Rise in diesel vehicles in Lincolnshire, despite environmental impact

More drivers are going diesel in Lincolnshire
More drivers are going diesel in Lincolnshire

More diesel cars and vans are appearing on Lincolnshire’s roads, despite the dangerous pollutants many emit.

The Government aims to end sales of new conventional petrol and diesel cars by 2040 as part of efforts to clean up transport.

In Lincolnshire, there were 176,288 registered diesel cars by the end of 2018, and 50,783 diesel vans.

They made up 45 per cent of the area’s vehicles, while around one in every 500 were ultra low emissions vehicles (ULEV) - an electric or plug-in hybrid car.

Across the UK, 43 per cent of all vehicles are diesel and one in 200 are ULEVs.

Steve Gooding, director of the RAC Foundation, said: "These figures show there remains a gaping hole between the ambition to green the vehicle fleet and the reality on the road.

"The relatively slow take up of electric cars shows how important Government incentives remain.

"The data also underlines the continued dominance of diesel.

"Whilst there are more petrol cars than diesel, diesel fuel sells at almost twice the volume because of its use in almost all commercial vehicles including HGVs and the fast-rising number of vans."

The number of diesel cars and vans in Lincolnshire has increased by 11 per cent since 2015, when the environmental impact was highlighted after Volkswagen was caught cheating emissions tests.

That’s 22,700 more diesel cars and vans on the streets.

Nick Molden, chief executive of Emissions Analytics, an emissions testing company, explained: “Diesel cars give off less carbon dioxide per mile than petrol cars.

"That was the reason for promoting them in the first place.

"After the Volkswagen scandal people became aware of the nitrogen oxides problem, which diesel cars inherently have, and require the correct exhaust treatment system to contain."

Mr Molden explained new diesel cars can be more environmentally friendly than petrol cars, as the latest technology stops the nitrogen oxide emissions, while giving off less carbon dioxide.

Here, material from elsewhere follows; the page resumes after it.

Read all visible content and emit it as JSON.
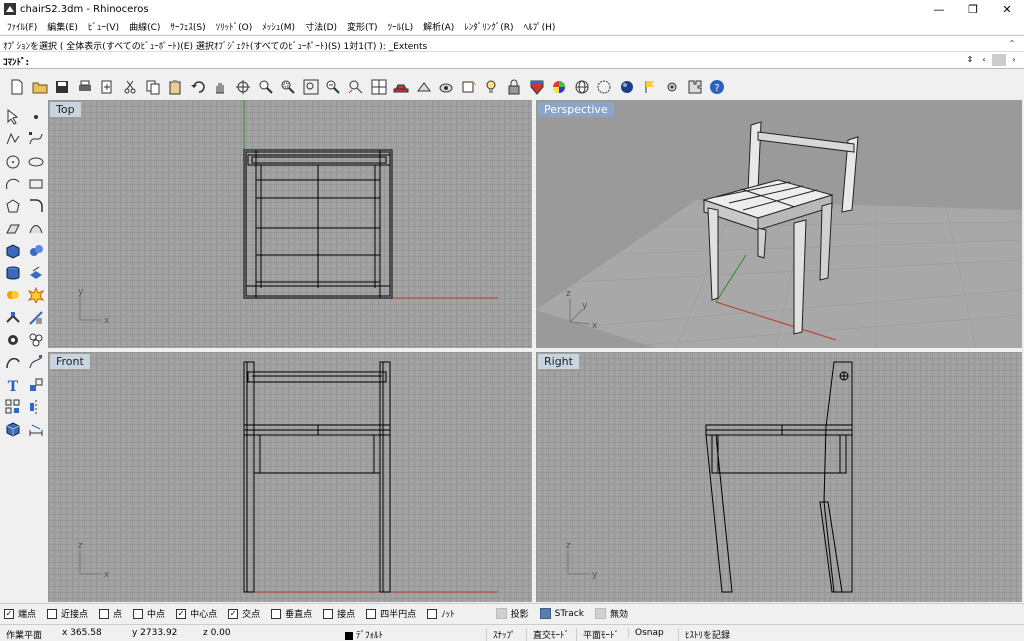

However, he estimated that only ten to 15 per cent of diesel cars on the road today produce acceptable levels of nitrogen oxides.

An ultra low emissions zone has been introduced in London, in which older diesel cars and some petrol cars will have to pay £12.50 to enter.

Mr Molden described it as one of the 'most advanced low emissions systems in the world', however he urged local authorities looking to improve air quality to base access on real-world emissions ratings, rather than lab-tested Euro standards.